Saturday I’d heard a rumor from my good friend and Cambodia Highball bandmate Shane Page that the downtown antique store was having a huge vinyl sidewalk sale. Everything out on the sidewalk was only .50, then from 4 to 5pm everything was .10. Well we practiced until 3:30pm, so that took me out of the running for whatever good stuff was going to be .50(which come on, good stuff for .50? This wasn’t a library sale or the local NPR radio station getting rid of stuff). My son and I headed in there around 4:30pm and as I’d expected it was slim pickens. No, I meant Slim Pickens Sings The Cole Porter Songbook, and from there it went downhill. Lots and lots of s**t crammed into wood crates for the pseudo hipsters to laugh and guffaw at. Or the crusty old guy that still has that Soundesign console stereo he plays his Phil Collins and Black Oak Arkansas records on to get excited about. Even the scent coming off these records said “Burn me, please.” I knew that this was how it was going to go down, but still there was that “American Picker” inside of me saying “You’re gonna find some rusty gold, partner. Keep looking.” Well, after ten minutes I told that “Picker” to shut his face as I was ready to go sulk in my van as my son requested The Simpsons be turned back on. Well, I heard someone say that everything downstairs in the “vinyl room” was buy one get one free, so off I went for more disappointment. Once I got down there I realized what this guy was doing. He was getting rid of all the worthless crap so he can make a somewhat reputable vinyl room. He’s even got new stuff in there now, which was neither impressive nor was it completely pathetic. He’s a guy who sees a niche and is trying to fill it, along with the antique junk niche that is rather big around these parts. Anyways, I found some decent stuff down there, but nothing that blew me away. Then, under “A”, I found John Abercombie. In particular the Gateway album with John Ambercrombie, Dave Holland, and Jack Dejohnette. It’s an early jazz fusion album from 1975 that I absolutely loved when I heard it on internet radio a few years back. I didn’t think I’d ever find a copy of it on vinyl, especially in a antique store basement in downtown Nowheresville. I was excited. I also found Adrian Belew’s Twang Bar King, which was in great shape as well. I found my..”Dad, do they have a bathroom”, my son asks as he’s attempting to hold back an accident by grabbing his crotch. “Of course they don’t have a bathroom”, I thought to myself. Maybe we could use that antique spittoon over there in the corner. No, damn. I thought I’d have time to pay for these records in my hands, then we could find a bathroom. No. He had the look of pain and angst on his face, doing the “I gotta pee” shuffle. So I put the records back and we high-tailed it for a Speedway where I spent $1.45 on one candy bar so he could use the bathroom. So as not to go home empty-handed(the antique place closed at 5pm, we left there at 4:50pm), we headed to see our pal at Chimps Comix for a half off Wolverine hardcover book. My son had an empty bladder, a Reese’s Peanut Butter Cup, and some Saturday evening reading. All was not lost at least.

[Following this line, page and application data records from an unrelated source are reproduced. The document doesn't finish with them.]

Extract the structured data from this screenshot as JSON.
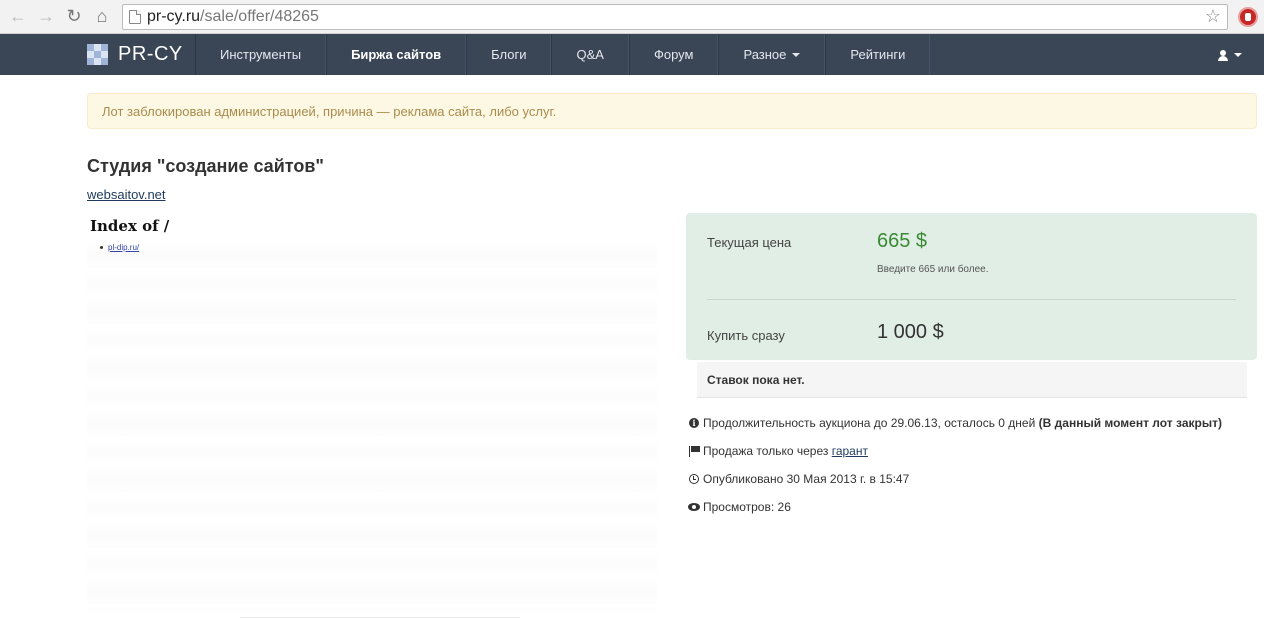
{
  "browser": {
    "url_host": "pr-cy.ru",
    "url_path": "/sale/offer/48265"
  },
  "navbar": {
    "brand": "PR-CY",
    "items": [
      {
        "label": "Инструменты"
      },
      {
        "label": "Биржа сайтов",
        "active": true
      },
      {
        "label": "Блоги"
      },
      {
        "label": "Q&A"
      },
      {
        "label": "Форум"
      },
      {
        "label": "Разное"
      },
      {
        "label": "Рейтинги"
      }
    ]
  },
  "alert": {
    "text": "Лот заблокирован администрацией, причина — реклама сайта, либо услуг."
  },
  "offer": {
    "title": "Студия \"создание сайтов\"",
    "site": "websaitov.net"
  },
  "preview": {
    "title": "Index of /",
    "link": "pl-dip.ru/"
  },
  "pricing": {
    "current_label": "Текущая цена",
    "current_value": "665 $",
    "hint": "Введите 665 или более.",
    "buy_label": "Купить сразу",
    "buy_value": "1 000 $"
  },
  "bids": {
    "text": "Ставок пока нет."
  },
  "info": {
    "duration": "Продолжительность аукциона до 29.06.13, осталось 0 дней",
    "closed": "(В данный момент лот закрыт)",
    "sale_text": "Продажа только через",
    "garant": "гарант",
    "published": "Опубликовано 30 Мая 2013 г. в 15:47",
    "views": "Просмотров: 26"
  }
}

Today I went back to the Antique Shop after work and with $11 in my pants pocket I walked downstairs into the vinyl room and snagged that Gateway album(Adrian Belew will have to be another day). It sounds fantastic! Like it’s never been played in its 38 years of existence.
Mr. Pooch McGooch, aka Otto our Miniature Schnauzer, approved with hoots, howls, and I think even some air guitar.
Rock on, McGooch. Rock on.